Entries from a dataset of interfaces
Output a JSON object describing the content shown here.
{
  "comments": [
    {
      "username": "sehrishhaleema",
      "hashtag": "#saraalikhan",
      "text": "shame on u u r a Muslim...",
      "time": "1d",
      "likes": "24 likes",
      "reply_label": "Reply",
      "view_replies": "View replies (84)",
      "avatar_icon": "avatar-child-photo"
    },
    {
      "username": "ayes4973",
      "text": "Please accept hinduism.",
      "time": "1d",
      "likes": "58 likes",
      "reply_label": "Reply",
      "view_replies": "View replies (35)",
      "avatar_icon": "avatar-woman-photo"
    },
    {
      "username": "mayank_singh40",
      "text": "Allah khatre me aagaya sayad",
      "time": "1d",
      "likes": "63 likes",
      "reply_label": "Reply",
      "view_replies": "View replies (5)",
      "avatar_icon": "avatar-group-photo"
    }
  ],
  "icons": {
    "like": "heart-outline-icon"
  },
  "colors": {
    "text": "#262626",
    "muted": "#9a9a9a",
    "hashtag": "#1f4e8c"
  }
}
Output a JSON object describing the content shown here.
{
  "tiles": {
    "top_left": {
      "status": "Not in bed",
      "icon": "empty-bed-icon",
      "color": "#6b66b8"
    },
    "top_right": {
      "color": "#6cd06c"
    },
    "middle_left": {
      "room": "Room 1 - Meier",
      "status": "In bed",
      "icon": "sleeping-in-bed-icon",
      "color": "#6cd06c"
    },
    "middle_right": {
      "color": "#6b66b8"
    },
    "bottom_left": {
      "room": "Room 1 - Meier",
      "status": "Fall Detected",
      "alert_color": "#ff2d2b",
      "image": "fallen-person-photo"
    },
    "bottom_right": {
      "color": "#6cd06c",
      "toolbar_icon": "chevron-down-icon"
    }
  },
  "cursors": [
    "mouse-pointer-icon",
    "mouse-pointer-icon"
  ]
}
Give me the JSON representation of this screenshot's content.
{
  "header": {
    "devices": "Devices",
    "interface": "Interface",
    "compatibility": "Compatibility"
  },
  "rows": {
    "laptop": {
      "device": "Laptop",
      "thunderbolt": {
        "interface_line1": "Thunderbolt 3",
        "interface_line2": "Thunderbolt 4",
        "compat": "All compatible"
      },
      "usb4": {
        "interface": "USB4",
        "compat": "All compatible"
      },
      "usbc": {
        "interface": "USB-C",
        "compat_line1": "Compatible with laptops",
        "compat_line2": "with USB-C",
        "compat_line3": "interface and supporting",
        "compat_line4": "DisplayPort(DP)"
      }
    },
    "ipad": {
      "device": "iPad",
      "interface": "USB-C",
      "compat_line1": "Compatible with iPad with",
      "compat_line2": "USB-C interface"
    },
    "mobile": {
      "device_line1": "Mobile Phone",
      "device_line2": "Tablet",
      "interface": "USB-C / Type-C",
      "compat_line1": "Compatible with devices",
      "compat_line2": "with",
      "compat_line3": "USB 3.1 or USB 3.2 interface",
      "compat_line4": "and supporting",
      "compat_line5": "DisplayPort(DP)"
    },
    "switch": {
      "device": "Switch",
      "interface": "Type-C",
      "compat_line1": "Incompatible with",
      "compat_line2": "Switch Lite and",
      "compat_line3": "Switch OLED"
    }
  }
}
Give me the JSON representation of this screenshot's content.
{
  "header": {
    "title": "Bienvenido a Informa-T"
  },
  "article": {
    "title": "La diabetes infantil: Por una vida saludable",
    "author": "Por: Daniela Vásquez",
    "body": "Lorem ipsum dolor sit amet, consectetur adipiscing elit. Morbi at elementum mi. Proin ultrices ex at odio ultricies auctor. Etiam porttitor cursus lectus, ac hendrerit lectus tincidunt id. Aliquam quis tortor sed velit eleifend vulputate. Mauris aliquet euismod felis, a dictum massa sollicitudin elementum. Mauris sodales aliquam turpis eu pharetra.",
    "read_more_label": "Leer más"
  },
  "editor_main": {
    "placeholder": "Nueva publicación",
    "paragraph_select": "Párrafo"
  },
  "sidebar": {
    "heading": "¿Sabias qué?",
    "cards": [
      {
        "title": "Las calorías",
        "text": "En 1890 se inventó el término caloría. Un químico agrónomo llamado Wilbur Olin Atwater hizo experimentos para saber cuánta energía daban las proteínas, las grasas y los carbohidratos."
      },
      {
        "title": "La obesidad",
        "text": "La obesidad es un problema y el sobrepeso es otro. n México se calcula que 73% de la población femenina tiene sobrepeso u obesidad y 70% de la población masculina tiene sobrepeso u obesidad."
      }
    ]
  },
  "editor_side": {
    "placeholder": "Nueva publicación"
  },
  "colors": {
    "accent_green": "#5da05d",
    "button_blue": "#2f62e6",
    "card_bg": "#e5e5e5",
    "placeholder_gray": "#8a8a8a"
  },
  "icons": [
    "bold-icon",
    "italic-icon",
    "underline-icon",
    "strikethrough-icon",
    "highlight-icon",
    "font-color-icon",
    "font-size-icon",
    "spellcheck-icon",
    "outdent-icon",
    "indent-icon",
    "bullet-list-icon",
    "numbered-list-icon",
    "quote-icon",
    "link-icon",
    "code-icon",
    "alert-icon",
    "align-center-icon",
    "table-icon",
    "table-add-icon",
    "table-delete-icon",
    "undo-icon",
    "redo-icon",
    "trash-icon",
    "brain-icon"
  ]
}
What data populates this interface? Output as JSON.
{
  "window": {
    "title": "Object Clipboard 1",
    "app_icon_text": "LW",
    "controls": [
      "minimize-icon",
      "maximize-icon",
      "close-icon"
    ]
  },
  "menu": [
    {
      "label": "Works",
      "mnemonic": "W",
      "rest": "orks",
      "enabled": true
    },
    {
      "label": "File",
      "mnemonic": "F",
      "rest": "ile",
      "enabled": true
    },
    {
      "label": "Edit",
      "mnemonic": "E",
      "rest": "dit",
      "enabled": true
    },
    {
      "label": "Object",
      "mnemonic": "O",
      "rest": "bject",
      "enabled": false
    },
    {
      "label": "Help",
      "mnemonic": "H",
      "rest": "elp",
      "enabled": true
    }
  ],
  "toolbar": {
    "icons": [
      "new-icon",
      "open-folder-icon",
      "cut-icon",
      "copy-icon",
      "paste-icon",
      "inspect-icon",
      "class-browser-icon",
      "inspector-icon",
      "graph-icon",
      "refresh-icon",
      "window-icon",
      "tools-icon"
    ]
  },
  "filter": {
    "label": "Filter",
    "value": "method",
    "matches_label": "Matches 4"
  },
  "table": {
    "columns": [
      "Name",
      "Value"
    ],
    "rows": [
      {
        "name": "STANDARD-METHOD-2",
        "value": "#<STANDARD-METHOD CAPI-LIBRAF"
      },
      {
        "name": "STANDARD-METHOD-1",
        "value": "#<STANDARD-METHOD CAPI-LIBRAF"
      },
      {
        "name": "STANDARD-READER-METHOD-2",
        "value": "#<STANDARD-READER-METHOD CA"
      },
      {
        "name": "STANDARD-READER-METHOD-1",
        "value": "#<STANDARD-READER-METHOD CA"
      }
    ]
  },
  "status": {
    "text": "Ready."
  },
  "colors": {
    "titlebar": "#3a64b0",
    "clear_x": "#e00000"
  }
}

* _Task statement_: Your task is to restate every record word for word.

* _Task response_:
Output a JSON object describing the content shown here.
{
  "comments": [
    {
      "username": "sehrishhaleema",
      "hashtag": "#saraalikhan",
      "text": "shame on u u r a Muslim...",
      "time": "1d",
      "likes": "24 likes",
      "reply_label": "Reply",
      "view_replies": "View replies (84)",
      "avatar_icon": "avatar-child-photo"
    },
    {
      "username": "ayes4973",
      "text": "Please accept hinduism.",
      "time": "1d",
      "likes": "58 likes",
      "reply_label": "Reply",
      "view_replies": "View replies (35)",
      "avatar_icon": "avatar-woman-photo"
    },
    {
      "username": "mayank_singh40",
      "text": "Allah khatre me aagaya sayad",
      "time": "1d",
      "likes": "63 likes",
      "reply_label": "Reply",
      "view_replies": "View replies (5)",
      "avatar_icon": "avatar-group-photo"
    }
  ],
  "icons": {
    "like": "heart-outline-icon"
  },
  "colors": {
    "text": "#262626",
    "muted": "#9a9a9a",
    "hashtag": "#1f4e8c"
  }
}
Output a JSON object describing the content shown here.
{
  "tiles": {
    "top_left": {
      "status": "Not in bed",
      "icon": "empty-bed-icon",
      "color": "#6b66b8"
    },
    "top_right": {
      "color": "#6cd06c"
    },
    "middle_left": {
      "room": "Room 1 - Meier",
      "status": "In bed",
      "icon": "sleeping-in-bed-icon",
      "color": "#6cd06c"
    },
    "middle_right": {
      "color": "#6b66b8"
    },
    "bottom_left": {
      "room": "Room 1 - Meier",
      "status": "Fall Detected",
      "alert_color": "#ff2d2b",
      "image": "fallen-person-photo"
    },
    "bottom_right": {
      "color": "#6cd06c",
      "toolbar_icon": "chevron-down-icon"
    }
  },
  "cursors": [
    "mouse-pointer-icon",
    "mouse-pointer-icon"
  ]
}
Give me the JSON representation of this screenshot's content.
{
  "header": {
    "devices": "Devices",
    "interface": "Interface",
    "compatibility": "Compatibility"
  },
  "rows": {
    "laptop": {
      "device": "Laptop",
      "thunderbolt": {
        "interface_line1": "Thunderbolt 3",
        "interface_line2": "Thunderbolt 4",
        "compat": "All compatible"
      },
      "usb4": {
        "interface": "USB4",
        "compat": "All compatible"
      },
      "usbc": {
        "interface": "USB-C",
        "compat_line1": "Compatible with laptops",
        "compat_line2": "with USB-C",
        "compat_line3": "interface and supporting",
        "compat_line4": "DisplayPort(DP)"
      }
    },
    "ipad": {
      "device": "iPad",
      "interface": "USB-C",
      "compat_line1": "Compatible with iPad with",
      "compat_line2": "USB-C interface"
    },
    "mobile": {
      "device_line1": "Mobile Phone",
      "device_line2": "Tablet",
      "interface": "USB-C / Type-C",
      "compat_line1": "Compatible with devices",
      "compat_line2": "with",
      "compat_line3": "USB 3.1 or USB 3.2 interface",
      "compat_line4": "and supporting",
      "compat_line5": "DisplayPort(DP)"
    },
    "switch": {
      "device": "Switch",
      "interface": "Type-C",
      "compat_line1": "Incompatible with",
      "compat_line2": "Switch Lite and",
      "compat_line3": "Switch OLED"
    }
  }
}
Give me the JSON representation of this screenshot's content.
{
  "header": {
    "title": "Bienvenido a Informa-T"
  },
  "article": {
    "title": "La diabetes infantil: Por una vida saludable",
    "author": "Por: Daniela Vásquez",
    "body": "Lorem ipsum dolor sit amet, consectetur adipiscing elit. Morbi at elementum mi. Proin ultrices ex at odio ultricies auctor. Etiam porttitor cursus lectus, ac hendrerit lectus tincidunt id. Aliquam quis tortor sed velit eleifend vulputate. Mauris aliquet euismod felis, a dictum massa sollicitudin elementum. Mauris sodales aliquam turpis eu pharetra.",
    "read_more_label": "Leer más"
  },
  "editor_main": {
    "placeholder": "Nueva publicación",
    "paragraph_select": "Párrafo"
  },
  "sidebar": {
    "heading": "¿Sabias qué?",
    "cards": [
      {
        "title": "Las calorías",
        "text": "En 1890 se inventó el término caloría. Un químico agrónomo llamado Wilbur Olin Atwater hizo experimentos para saber cuánta energía daban las proteínas, las grasas y los carbohidratos."
      },
      {
        "title": "La obesidad",
        "text": "La obesidad es un problema y el sobrepeso es otro. n México se calcula que 73% de la población femenina tiene sobrepeso u obesidad y 70% de la población masculina tiene sobrepeso u obesidad."
      }
    ]
  },
  "editor_side": {
    "placeholder": "Nueva publicación"
  },
  "colors": {
    "accent_green": "#5da05d",
    "button_blue": "#2f62e6",
    "card_bg": "#e5e5e5",
    "placeholder_gray": "#8a8a8a"
  },
  "icons": [
    "bold-icon",
    "italic-icon",
    "underline-icon",
    "strikethrough-icon",
    "highlight-icon",
    "font-color-icon",
    "font-size-icon",
    "spellcheck-icon",
    "outdent-icon",
    "indent-icon",
    "bullet-list-icon",
    "numbered-list-icon",
    "quote-icon",
    "link-icon",
    "code-icon",
    "alert-icon",
    "align-center-icon",
    "table-icon",
    "table-add-icon",
    "table-delete-icon",
    "undo-icon",
    "redo-icon",
    "trash-icon",
    "brain-icon"
  ]
}
What data populates this interface? Output as JSON.
{
  "window": {
    "title": "Object Clipboard 1",
    "app_icon_text": "LW",
    "controls": [
      "minimize-icon",
      "maximize-icon",
      "close-icon"
    ]
  },
  "menu": [
    {
      "label": "Works",
      "mnemonic": "W",
      "rest": "orks",
      "enabled": true
    },
    {
      "label": "File",
      "mnemonic": "F",
      "rest": "ile",
      "enabled": true
    },
    {
      "label": "Edit",
      "mnemonic": "E",
      "rest": "dit",
      "enabled": true
    },
    {
      "label": "Object",
      "mnemonic": "O",
      "rest": "bject",
      "enabled": false
    },
    {
      "label": "Help",
      "mnemonic": "H",
      "rest": "elp",
      "enabled": true
    }
  ],
  "toolbar": {
    "icons": [
      "new-icon",
      "open-folder-icon",
      "cut-icon",
      "copy-icon",
      "paste-icon",
      "inspect-icon",
      "class-browser-icon",
      "inspector-icon",
      "graph-icon",
      "refresh-icon",
      "window-icon",
      "tools-icon"
    ]
  },
  "filter": {
    "label": "Filter",
    "value": "method",
    "matches_label": "Matches 4"
  },
  "table": {
    "columns": [
      "Name",
      "Value"
    ],
    "rows": [
      {
        "name": "STANDARD-METHOD-2",
        "value": "#<STANDARD-METHOD CAPI-LIBRAF"
      },
      {
        "name": "STANDARD-METHOD-1",
        "value": "#<STANDARD-METHOD CAPI-LIBRAF"
      },
      {
        "name": "STANDARD-READER-METHOD-2",
        "value": "#<STANDARD-READER-METHOD CA"
      },
      {
        "name": "STANDARD-READER-METHOD-1",
        "value": "#<STANDARD-READER-METHOD CA"
      }
    ]
  },
  "status": {
    "text": "Ready."
  },
  "colors": {
    "titlebar": "#3a64b0",
    "clear_x": "#e00000"
  }
}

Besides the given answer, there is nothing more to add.